We’ve long appreciated the power of social media to open the world’s eyes to what is happening to elephants. When an elephant called Changila was killed by poachers in early 2013 it felt like a dam had broken and millions of people were moved about his death via our Facebook feed (the post was later removed by the company following complaints that the content was disturbing. It is, but ignoring it is even more so).
Elephants need support from people all around the world if they’re to survive in the wild. They are in the teeth of a terrible ivory poaching crisis that saw 100,000 killed across Africa in just three years. Public awareness is critical to push politicians to end the trade in ivory, but we also need to get support out to the organisations that are most effective in stopping the poachers, dismantling ivory smuggling networks and ending demand for ivory. Our Elephant Crisis Fund was established to do exactly that, getting 100% of all donations out to the best partners in the most urgent areas.

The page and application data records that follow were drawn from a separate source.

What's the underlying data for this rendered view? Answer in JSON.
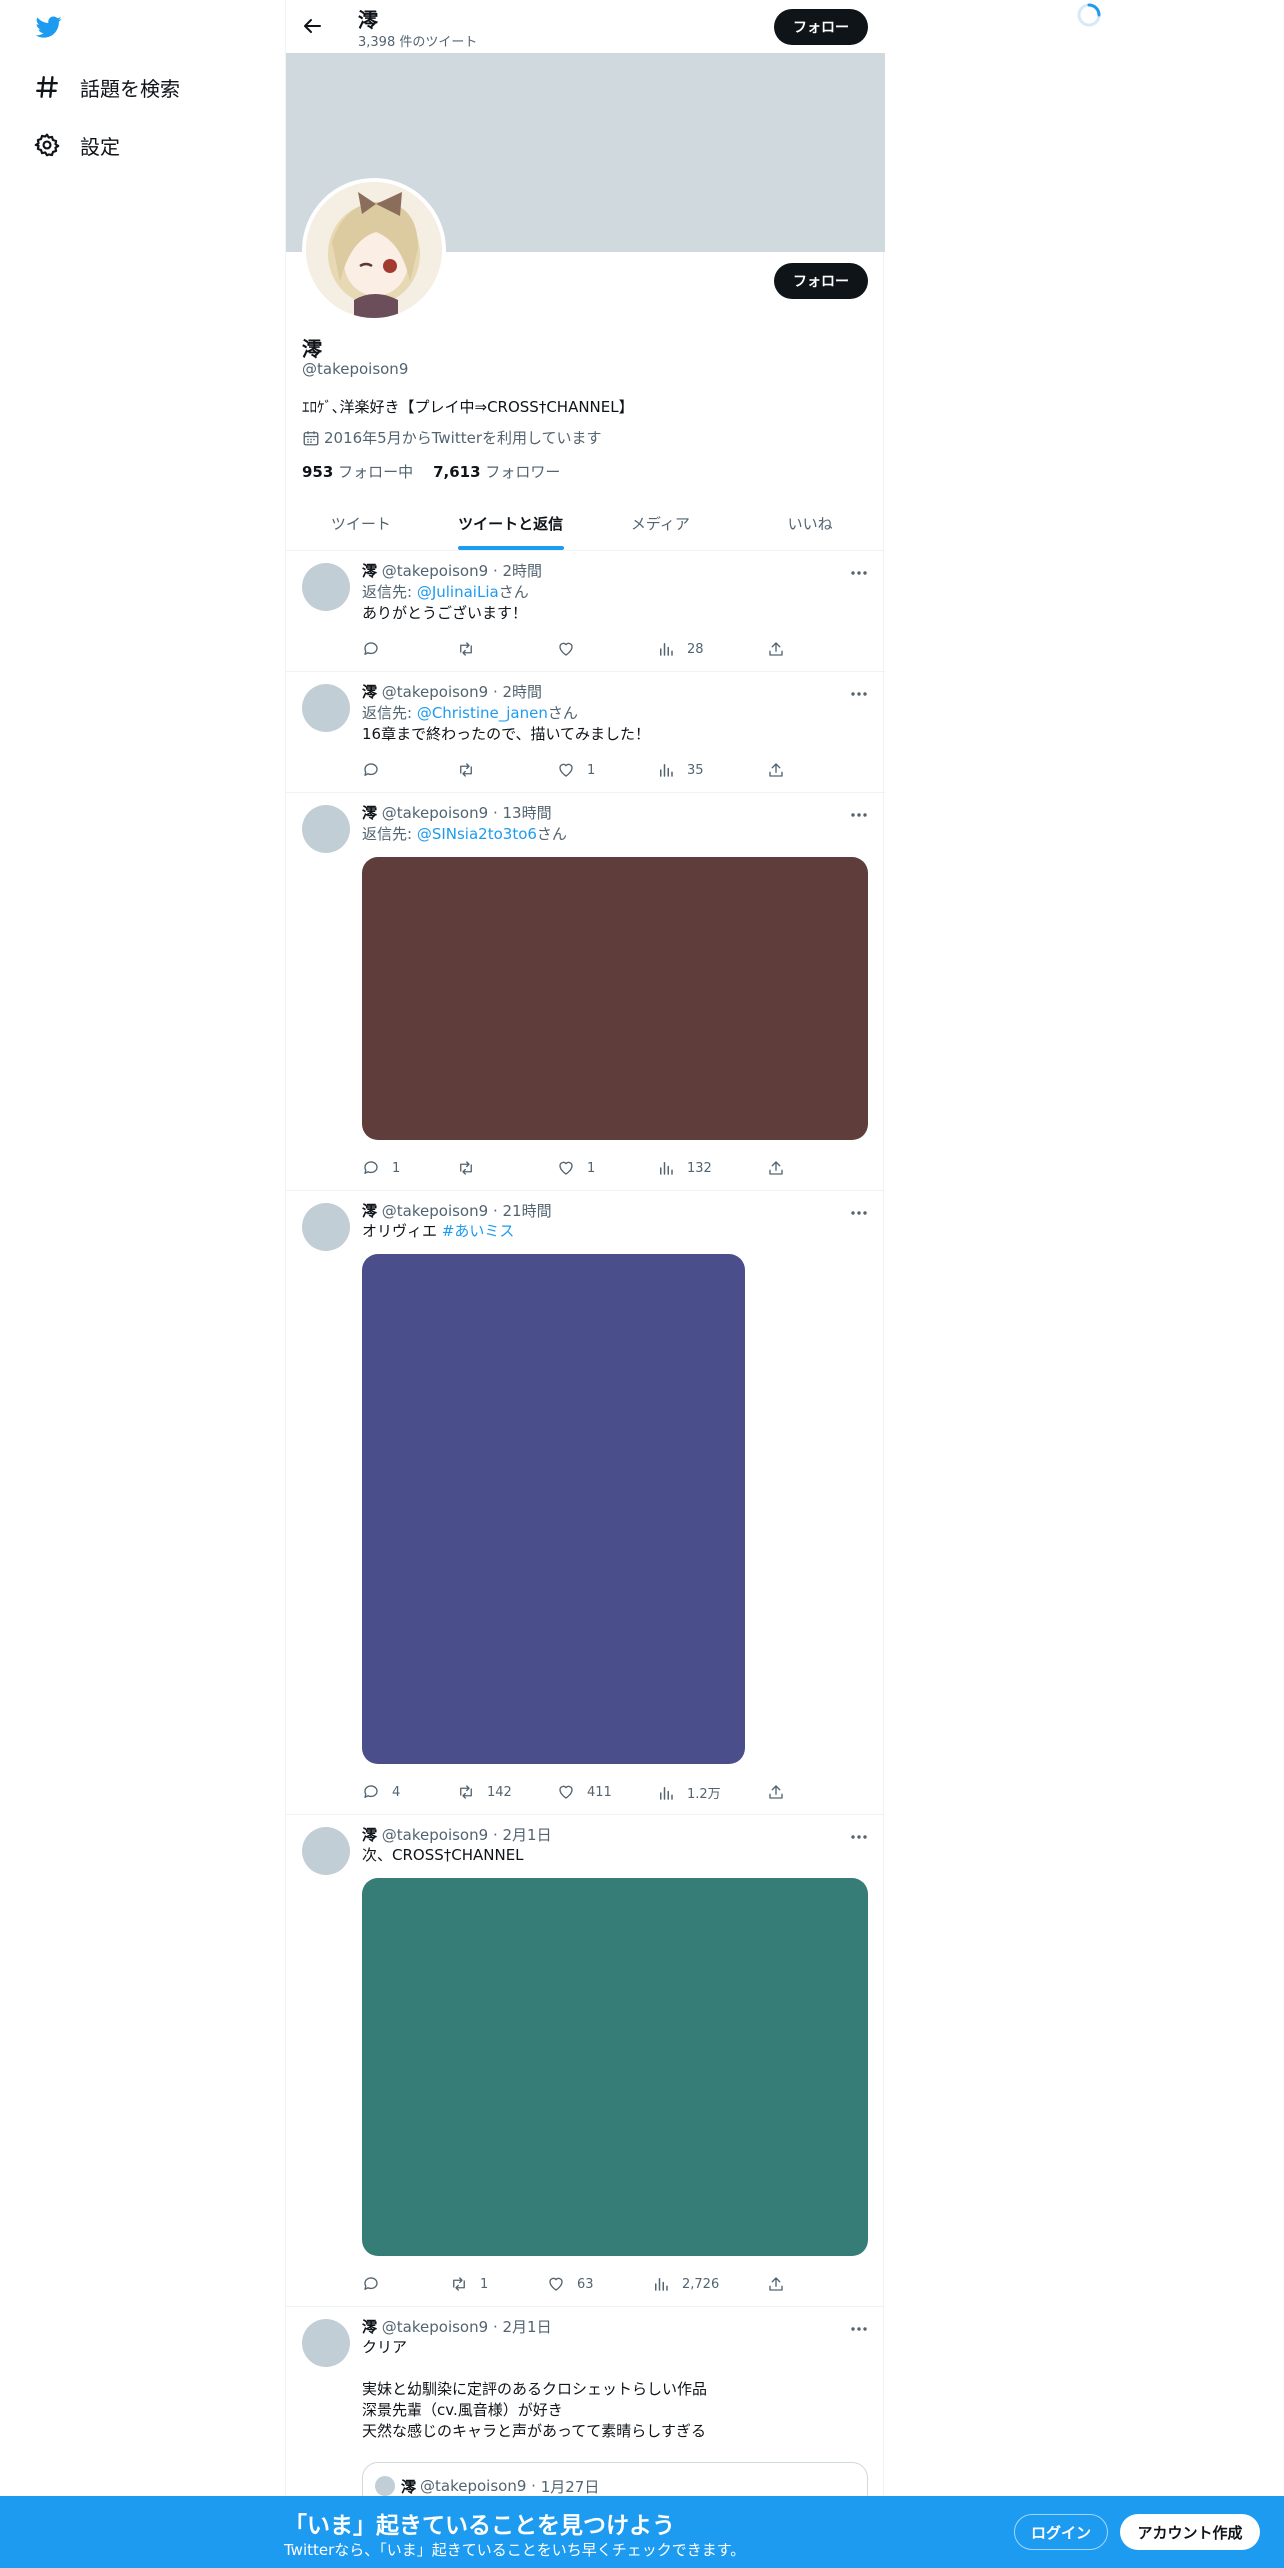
{
  "sidebar": {
    "logo": "twitter-bird-icon",
    "items": [
      {
        "icon": "hashtag-icon",
        "label": "話題を検索"
      },
      {
        "icon": "gear-icon",
        "label": "設定"
      }
    ]
  },
  "header": {
    "name": "澪",
    "tweet_count": "3,398 件のツイート",
    "follow_label": "フォロー"
  },
  "profile": {
    "name": "澪",
    "handle": "@takepoison9",
    "bio": "ｴﾛｹﾞ､洋楽好き【プレイ中⇒CROSS†CHANNEL】",
    "joined": "2016年5月からTwitterを利用しています",
    "following_count": "953",
    "following_label": "フォロー中",
    "followers_count": "7,613",
    "followers_label": "フォロワー",
    "follow_label": "フォロー"
  },
  "tabs": [
    {
      "label": "ツイート"
    },
    {
      "label": "ツイートと返信"
    },
    {
      "label": "メディア"
    },
    {
      "label": "いいね"
    }
  ],
  "tweets": [
    {
      "name": "澪",
      "handle": "@takepoison9",
      "time": "2時間",
      "reply_prefix": "返信先: ",
      "reply_to": "@JulinaiLia",
      "reply_suffix": "さん",
      "text": "ありがとうございます！",
      "replies": "",
      "retweets": "",
      "likes": "",
      "views": "28"
    },
    {
      "name": "澪",
      "handle": "@takepoison9",
      "time": "2時間",
      "reply_prefix": "返信先: ",
      "reply_to": "@Christine_janen",
      "reply_suffix": "さん",
      "text": "16章まで終わったので、描いてみました！",
      "replies": "",
      "retweets": "",
      "likes": "1",
      "views": "35"
    },
    {
      "name": "澪",
      "handle": "@takepoison9",
      "time": "13時間",
      "reply_prefix": "返信先: ",
      "reply_to": "@SINsia2to3to6",
      "reply_suffix": "さん",
      "media_color": "#5e3d3b",
      "replies": "1",
      "retweets": "",
      "likes": "1",
      "views": "132"
    },
    {
      "name": "澪",
      "handle": "@takepoison9",
      "time": "21時間",
      "text": "オリヴィエ ",
      "hashtag": "#あいミス",
      "media_color": "#4a4f8c",
      "replies": "4",
      "retweets": "142",
      "likes": "411",
      "views": "1.2万"
    },
    {
      "name": "澪",
      "handle": "@takepoison9",
      "time": "2月1日",
      "text": "次、CROSS†CHANNEL",
      "media_color": "#367d78",
      "replies": "",
      "retweets": "1",
      "likes": "63",
      "views": "2,726"
    },
    {
      "name": "澪",
      "handle": "@takepoison9",
      "time": "2月1日",
      "text": "クリア\n\n実妹と幼馴染に定評のあるクロシェットらしい作品\n深景先輩（cv.風音様）が好き\n天然な感じのキャラと声があってて素晴らしすぎる",
      "quote_name": "澪",
      "quote_handle": "@takepoison9",
      "quote_time": "1月27日"
    }
  ],
  "bottom_bar": {
    "title": "「いま」起きていることを見つけよう",
    "subtitle": "Twitterなら、「いま」起きていることをいち早くチェックできます。",
    "login_label": "ログイン",
    "signup_label": "アカウント作成"
  },
  "colors": {
    "accent": "#1d9bf0",
    "text": "#0f1419",
    "muted": "#536471",
    "banner": "#cfd9de"
  }
}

Enter Ivory Ella. Ivory Ella is a group of twenty-something year-old entrepreneurs who decided to make a difference. They have designed merchandise with one thing on their minds: to save elephants. Save the Elephants is honoured to be the beneficiary of a whooping 10% of the organisation’s proceeds. This is where things get extraordinary. Ivory Ella sales went through the roof. Just 4 weeks after launching, Jacob Castaldi (co-founder of Ivory Ella) presented Save the Elephants with a giant $30,000 cheque. Their secret weapon? You, via Twitter, Instagram and Facebook!
Their name – “Ivory Ella” – sparks memories for us. Ella is an elephant from Amboseli from a famous elephant family that was once led by the famous Echo of the Elephants. We knew her when she was a feisty youngster. One time, during the filming of the IMAX movie Africa’s Elephant Kingdom, we watched her experience a dramatic change of emotion. Her brother, Ely, had been speared and was about to be treated by the Kenya Wildlife Service. Ella seemed furious with Ely as he began to fall asleep from the tranquilliser and gave him a sharp knock with her head. But then, as Ely collapsed, in a flash her mood changed and she ran up and broke his fall. Many years later, here’s Ella now.
As we watch Ivory Ella take off, Save the Elephants feels privileged to be at the centre of such powerful, positive forces in the maelstrom of social media.
Elephants need all the help they can get. Two thirds of the forest elephants of Central Africa have disappeared in the last decade, and Tanzania – until recently the world’s second largest elephant population – has just announced that they have lost 60 per cent of their elephants in just four years.
But the global coalition of those who refuse to see elephants disappear has reason for hope. Last week the Chinese government announced that they intend to close down the ivory trade. Without ending demand for ivory the battle for elephants can never be won, so this statement from the world’s largest consumer of ivory is hugely significant. The Elephant Crisis Fund has been working with many organisations to share awareness with the people of China.
The day before China’s announcement, renowned Chinese pianist Lang Lang urged travellers not to bring ivory back to China, launching a powerful 60-second film that’s part of our China outreach campaign with WildAid and the African Wildlife Foundation. On the other side of the world, California’s assembly passed a bill to ban ivory within the state, building critical momentum. All of this brings hope for the elephants and with Ivory Ella’s significant support into the future, we can bolster our efforts to stop the killing of elephants, thwart the traffickers and end demand for ivory.
Together we can make a difference – help save elephants one shirt at a time.